The enormous advantages of this financial system were in my head as I traveled through the municipalities in eastern Huíla: Quipungo, Matala, Jamba, Kuvangu… and in every village I passed, I searched the streets and in my memory for the existence of bank branches: Quipungo has one , such as Jamba and Kuvangu; only Matala has two. These agencies either don't have money, or they don't have a system, or the workers went away to Lubango… the multicaixa forget, they never have money and when they do, it's those floods, especially at the end of the month. In other words, the financial system works very poorly
That's what “mobile money” can solve. For now, it happens outside the banks. Two more players enter the financial system of the municipality and the communities: UNITEL stores (which are also few, it is true) and corner shop traders (aka “mamadus”), these in large numbers and which, in fact, already they provide these services without paying a tax Kwanza to the State. That, and the near lack of bureaucracy, is what, I'm sure, will make the real difference. And in this, Huawei was visionary. The app you presented is so easy to use that it requires minimal training.

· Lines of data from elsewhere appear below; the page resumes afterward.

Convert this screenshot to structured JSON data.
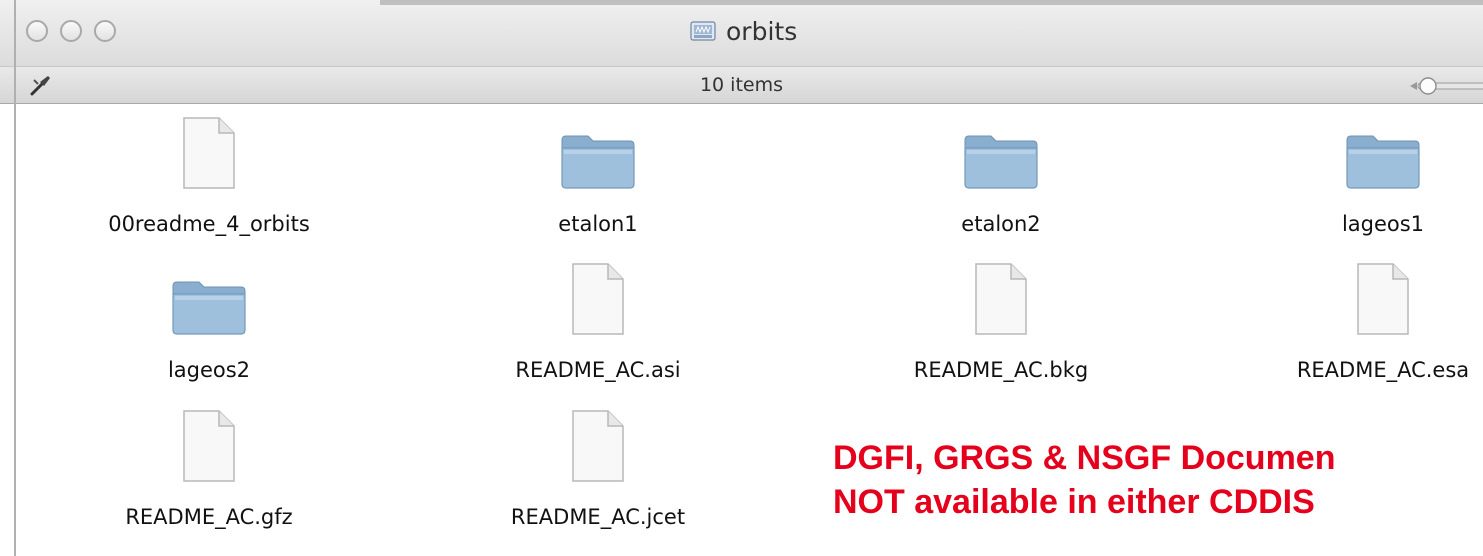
{
  "window": {
    "title": "orbits",
    "status": "10 items"
  },
  "items": [
    {
      "name": "00readme_4_orbits",
      "kind": "document"
    },
    {
      "name": "etalon1",
      "kind": "folder"
    },
    {
      "name": "etalon2",
      "kind": "folder"
    },
    {
      "name": "lageos1",
      "kind": "folder"
    },
    {
      "name": "lageos2",
      "kind": "folder"
    },
    {
      "name": "README_AC.asi",
      "kind": "document"
    },
    {
      "name": "README_AC.bkg",
      "kind": "document"
    },
    {
      "name": "README_AC.esa",
      "kind": "document"
    },
    {
      "name": "README_AC.gfz",
      "kind": "document"
    },
    {
      "name": "README_AC.jcet",
      "kind": "document"
    }
  ],
  "annotation": {
    "line1": "DGFI, GRGS & NSGF Documen",
    "line2": "NOT available in either CDDIS",
    "color": "#e5001b"
  }
}
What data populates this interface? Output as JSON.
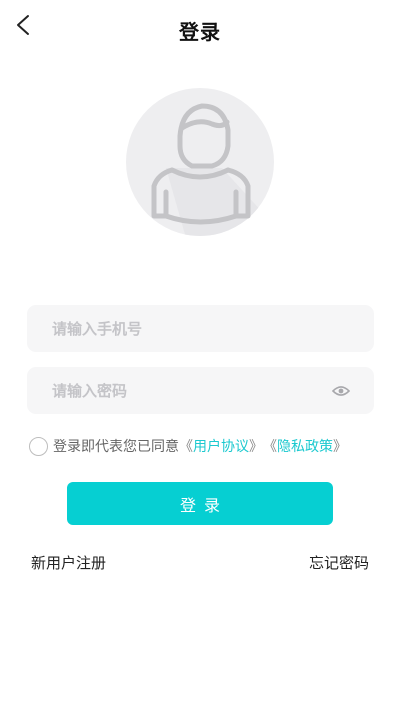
{
  "header": {
    "title": "登录"
  },
  "form": {
    "phone_placeholder": "请输入手机号",
    "password_placeholder": "请输入密码"
  },
  "agreement": {
    "text": "登录即代表您已同意",
    "bracket_open": "《",
    "bracket_close": "》",
    "user_agreement": "用户协议",
    "privacy_policy": "隐私政策"
  },
  "login_button": {
    "label": "登录"
  },
  "links": {
    "register": "新用户注册",
    "forgot": "忘记密码"
  },
  "colors": {
    "accent": "#06cfd2",
    "link": "#1cc9cf",
    "input_bg": "#f6f6f7",
    "placeholder": "#c4c4c8"
  },
  "icons": {
    "back": "chevron-left-icon",
    "avatar": "user-avatar-icon",
    "eye": "eye-icon",
    "checkbox": "radio-circle-icon"
  }
}
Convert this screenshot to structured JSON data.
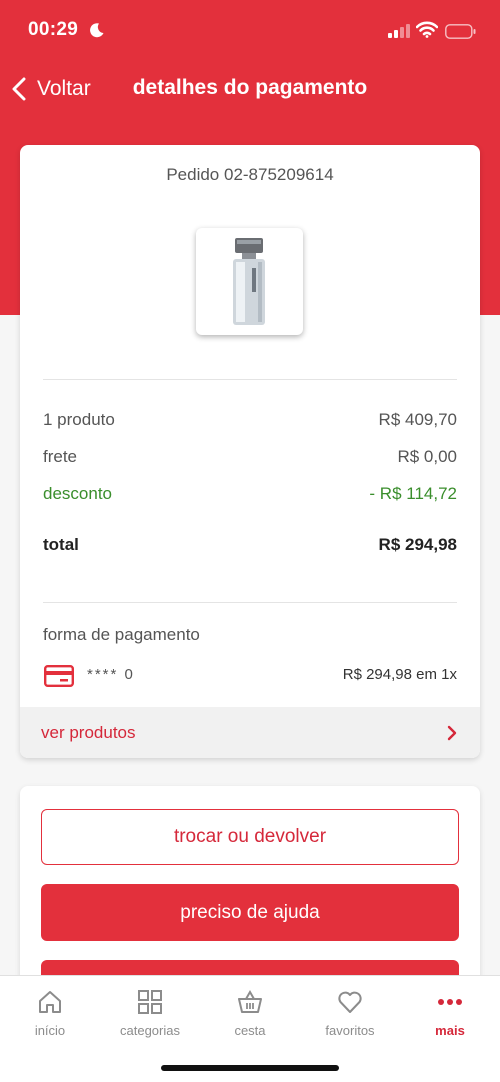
{
  "status_bar": {
    "time": "00:29"
  },
  "nav": {
    "back_label": "Voltar",
    "title": "detalhes do pagamento"
  },
  "order": {
    "id_label": "Pedido 02-875209614",
    "summary": {
      "products_label": "1 produto",
      "products_value": "R$ 409,70",
      "shipping_label": "frete",
      "shipping_value": "R$ 0,00",
      "discount_label": "desconto",
      "discount_value": "- R$ 114,72",
      "total_label": "total",
      "total_value": "R$ 294,98"
    },
    "payment": {
      "label": "forma de pagamento",
      "card_mask": "**** 0",
      "amount": "R$ 294,98 em 1x"
    },
    "view_products_label": "ver produtos"
  },
  "actions": {
    "exchange_label": "trocar ou devolver",
    "help_label": "preciso de ajuda"
  },
  "tabs": [
    {
      "label": "início",
      "icon": "home-icon"
    },
    {
      "label": "categorias",
      "icon": "grid-icon"
    },
    {
      "label": "cesta",
      "icon": "basket-icon"
    },
    {
      "label": "favoritos",
      "icon": "heart-icon"
    },
    {
      "label": "mais",
      "icon": "more-icon",
      "active": true
    }
  ],
  "colors": {
    "brand": "#e3303c",
    "discount": "#3a8e2c"
  }
}
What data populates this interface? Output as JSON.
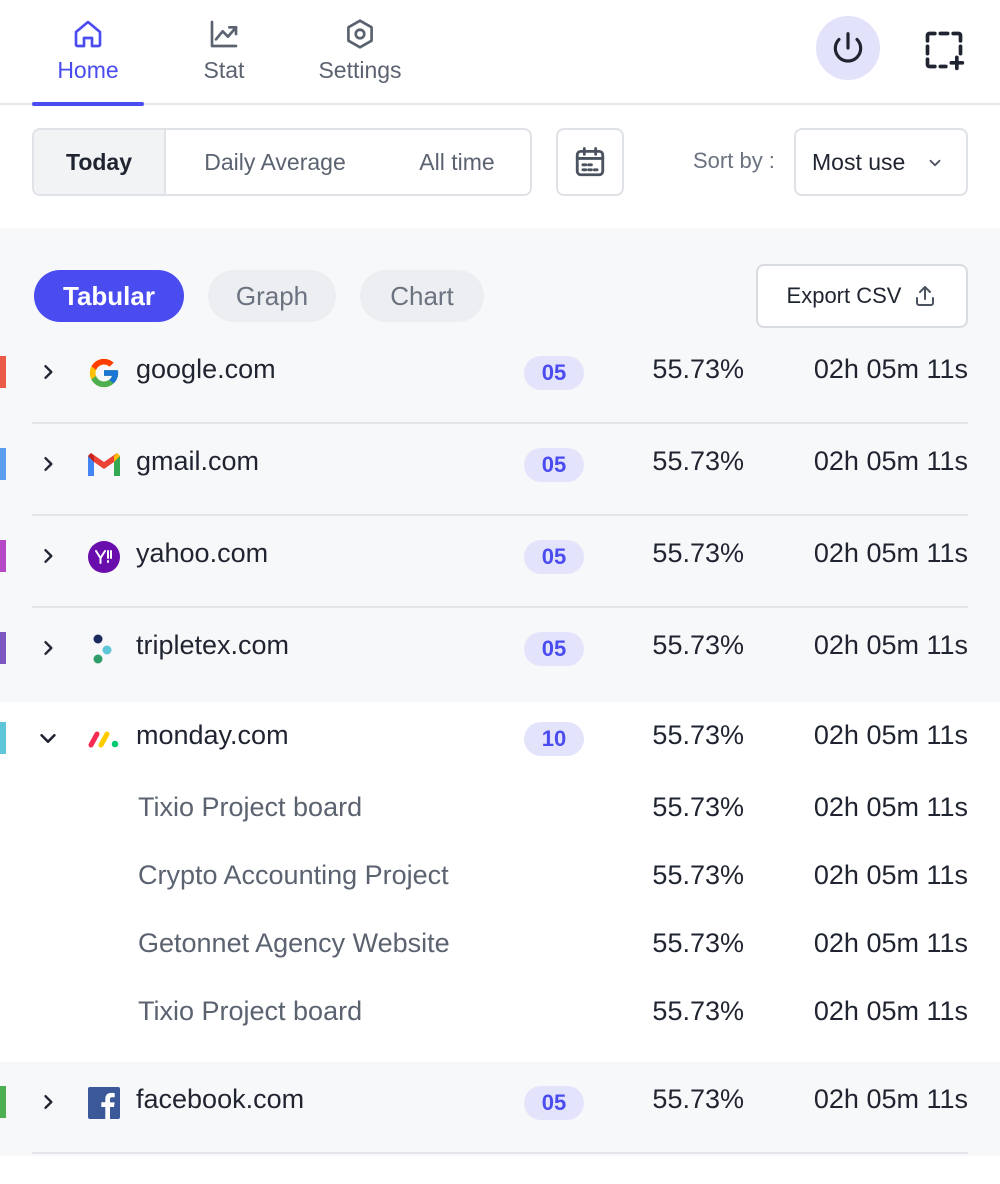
{
  "nav": {
    "tabs": [
      {
        "label": "Home",
        "icon": "home-icon",
        "active": true
      },
      {
        "label": "Stat",
        "icon": "chart-line-icon",
        "active": false
      },
      {
        "label": "Settings",
        "icon": "settings-hexagon-icon",
        "active": false
      }
    ],
    "power_icon": "power-icon",
    "capture_icon": "screenshot-add-icon"
  },
  "filters": {
    "periods": [
      "Today",
      "Daily Average",
      "All time"
    ],
    "selected_period": "Today",
    "calendar_icon": "calendar-icon",
    "sort_label": "Sort by :",
    "sort_value": "Most use"
  },
  "views": {
    "tabs": [
      "Tabular",
      "Graph",
      "Chart"
    ],
    "selected": "Tabular",
    "export_label": "Export CSV",
    "export_icon": "upload-icon"
  },
  "colors": {
    "accent": "#4a4cf0",
    "badge_bg": "#e3e3fb"
  },
  "rows": [
    {
      "site": "google.com",
      "count": "05",
      "percent": "55.73%",
      "duration": "02h 05m 11s",
      "color": "#ea5a47",
      "icon": "google-icon",
      "expanded": false
    },
    {
      "site": "gmail.com",
      "count": "05",
      "percent": "55.73%",
      "duration": "02h 05m 11s",
      "color": "#5c9df0",
      "icon": "gmail-icon",
      "expanded": false
    },
    {
      "site": "yahoo.com",
      "count": "05",
      "percent": "55.73%",
      "duration": "02h 05m 11s",
      "color": "#b548c6",
      "icon": "yahoo-icon",
      "expanded": false
    },
    {
      "site": "tripletex.com",
      "count": "05",
      "percent": "55.73%",
      "duration": "02h 05m 11s",
      "color": "#7e57c2",
      "icon": "tripletex-icon",
      "expanded": false
    },
    {
      "site": "monday.com",
      "count": "10",
      "percent": "55.73%",
      "duration": "02h 05m 11s",
      "color": "#5ec6d6",
      "icon": "monday-icon",
      "expanded": true,
      "children": [
        {
          "name": "Tixio Project board",
          "percent": "55.73%",
          "duration": "02h 05m 11s"
        },
        {
          "name": "Crypto Accounting Project",
          "percent": "55.73%",
          "duration": "02h 05m 11s"
        },
        {
          "name": "Getonnet Agency Website",
          "percent": "55.73%",
          "duration": "02h 05m 11s"
        },
        {
          "name": "Tixio Project board",
          "percent": "55.73%",
          "duration": "02h 05m 11s"
        }
      ]
    },
    {
      "site": "facebook.com",
      "count": "05",
      "percent": "55.73%",
      "duration": "02h 05m 11s",
      "color": "#4caf50",
      "icon": "facebook-icon",
      "expanded": false
    }
  ]
}
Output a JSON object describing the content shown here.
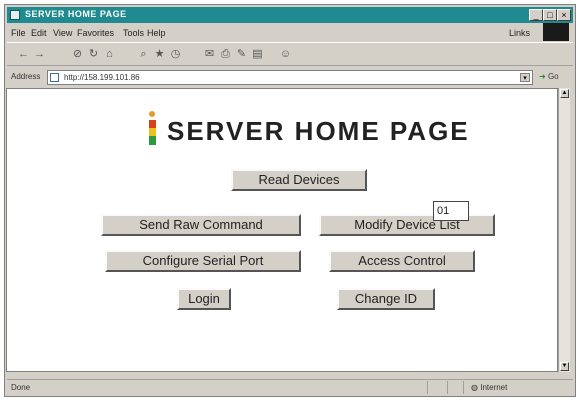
{
  "window": {
    "title": "SERVER HOME PAGE"
  },
  "menu": [
    "File",
    "Edit",
    "View",
    "Favorites",
    "Tools",
    "Help"
  ],
  "links_label": "Links",
  "toolbar_icons": [
    "back-icon",
    "forward-icon",
    "stop-icon",
    "refresh-icon",
    "home-icon",
    "search-icon",
    "favorites-icon",
    "history-icon",
    "mail-icon",
    "print-icon",
    "edit-icon",
    "discuss-icon",
    "messenger-icon"
  ],
  "address": {
    "label": "Address",
    "url": "http://158.199.101.86",
    "go_label": "Go"
  },
  "page": {
    "title": "SERVER HOME PAGE",
    "buttons": {
      "read_devices": "Read Devices",
      "send_raw": "Send Raw Command",
      "modify_list": "Modify Device List",
      "config_serial": "Configure Serial Port",
      "access_control": "Access Control",
      "login": "Login",
      "change_id": "Change ID"
    },
    "id_value": "01"
  },
  "status": {
    "text": "Done",
    "zone": "Internet"
  },
  "colors": {
    "titlebar": "#1f8a8f",
    "chrome": "#d4d0c8"
  }
}
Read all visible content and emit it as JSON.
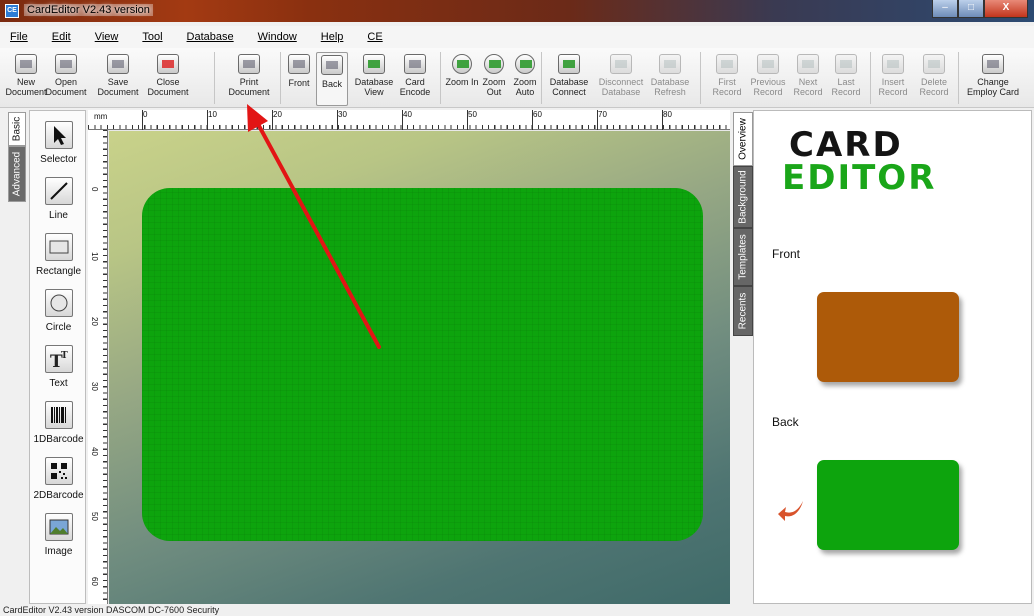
{
  "window": {
    "icon_text": "CE",
    "title": "CardEditor V2.43 version",
    "minimize": "–",
    "maximize": "□",
    "close": "X"
  },
  "menu": [
    "File",
    "Edit",
    "View",
    "Tool",
    "Database",
    "Window",
    "Help",
    "CE"
  ],
  "toolbar": {
    "new_document": "New Document",
    "open_document": "Open Document",
    "save_document": "Save Document",
    "close_document": "Close Document",
    "print_document": "Print Document",
    "front": "Front",
    "back": "Back",
    "database_view": "Database View",
    "card_encode": "Card Encode",
    "zoom_in": "Zoom In",
    "zoom_out": "Zoom Out",
    "zoom_auto": "Zoom Auto",
    "database_connect": "Database Connect",
    "disconnect_database": "Disconnect Database",
    "database_refresh": "Database Refresh",
    "first_record": "First Record",
    "previous_record": "Previous Record",
    "next_record": "Next Record",
    "last_record": "Last Record",
    "insert_record": "Insert Record",
    "delete_record": "Delete Record",
    "change_employ_card": "Change Employ Card"
  },
  "left_tabs": {
    "basic": "Basic",
    "advanced": "Advanced"
  },
  "tools": [
    "Selector",
    "Line",
    "Rectangle",
    "Circle",
    "Text",
    "1DBarcode",
    "2DBarcode",
    "Image"
  ],
  "ruler": {
    "unit": "mm",
    "top_ticks": [
      "0",
      "10",
      "20",
      "30",
      "40",
      "50",
      "60",
      "70",
      "80"
    ],
    "left_ticks": [
      "0",
      "10",
      "20",
      "30",
      "40",
      "50",
      "60"
    ]
  },
  "colors": {
    "card_back": "#0da40d",
    "card_front_thumb": "#ad5a09",
    "card_back_thumb": "#0da40d",
    "logo_green": "#1aa619",
    "annotation_arrow": "#e21515"
  },
  "right_tabs": {
    "overview": "Overview",
    "background": "Background",
    "templates": "Templates",
    "recents": "Recents"
  },
  "overview": {
    "logo_line1": "CARD",
    "logo_line2": "EDITOR",
    "front_label": "Front",
    "back_label": "Back"
  },
  "status": "CardEditor V2.43 version DASCOM DC-7600 Security"
}
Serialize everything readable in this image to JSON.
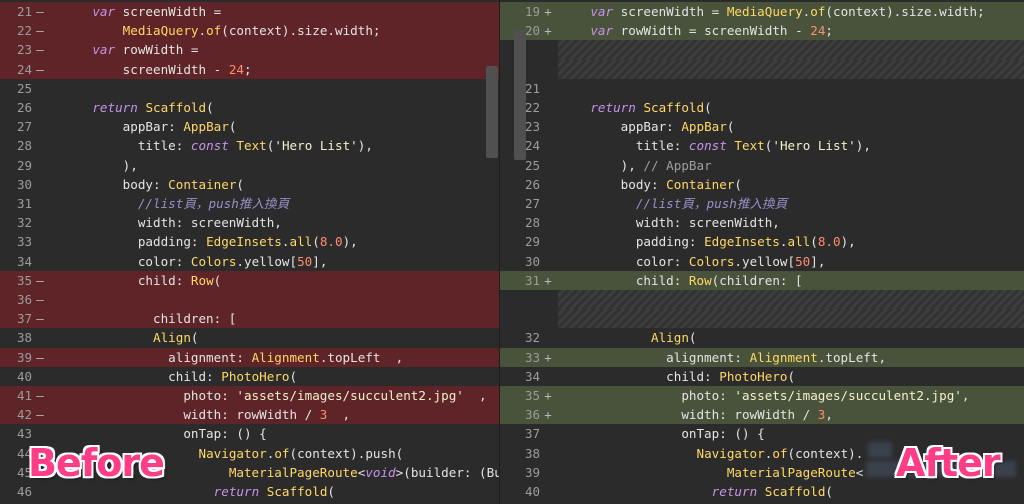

The impact of this service on the municipal and community economy is enormous. First, it will be easier and faster to send money from capital cities to municipalities and communes, which means there will be more money available there to lubricate the economy. The money in these locations is really always live and is very scarce, which affects small producers and local businesses. Second, it will enable more or less large transactions between local economic agents in a quick, efficient and secure way. Gone are the days when the Secretary of State had to load his jeep with cash boxes to pay the expenses of a campaign in a faraway location. Likewise, families benefiting from State social action can receive it in cash. Even food aid can be made available in this way, eliminating costly and time-consuming logistics, and enabling beneficiaries to purchase the type of quantity of food they consume best in the local market, injecting money into the local economy in the process. These three are financial inclusion factors. There is another aspect of not negligible importance that has to do with the non-exit of the monetary mass from the official circuit: by circulating more digitally than physically, the money does not leave the control of the national financial system. Which will eliminate one of the biggest problems you've been facing in recent years.
It is for these and other reasons that I was particularly excited when mobile financial services took off. Good wishes to UNITEL and Huawei, and I hope that the services will expand as quickly as possible to all corners of the country. I encourage and hope that social services, commercial, small industries and even the Ministry of Finance – with regard to payments to civil servants and pensioners – will not hesitate to use this service, in order to enhance it and thus bring it closer to the disadvantaged citizens, and beyond, the benefits of formal financial services.
Article written by Celso Malavoloneke, published on MenosFios with the authorization of his press office.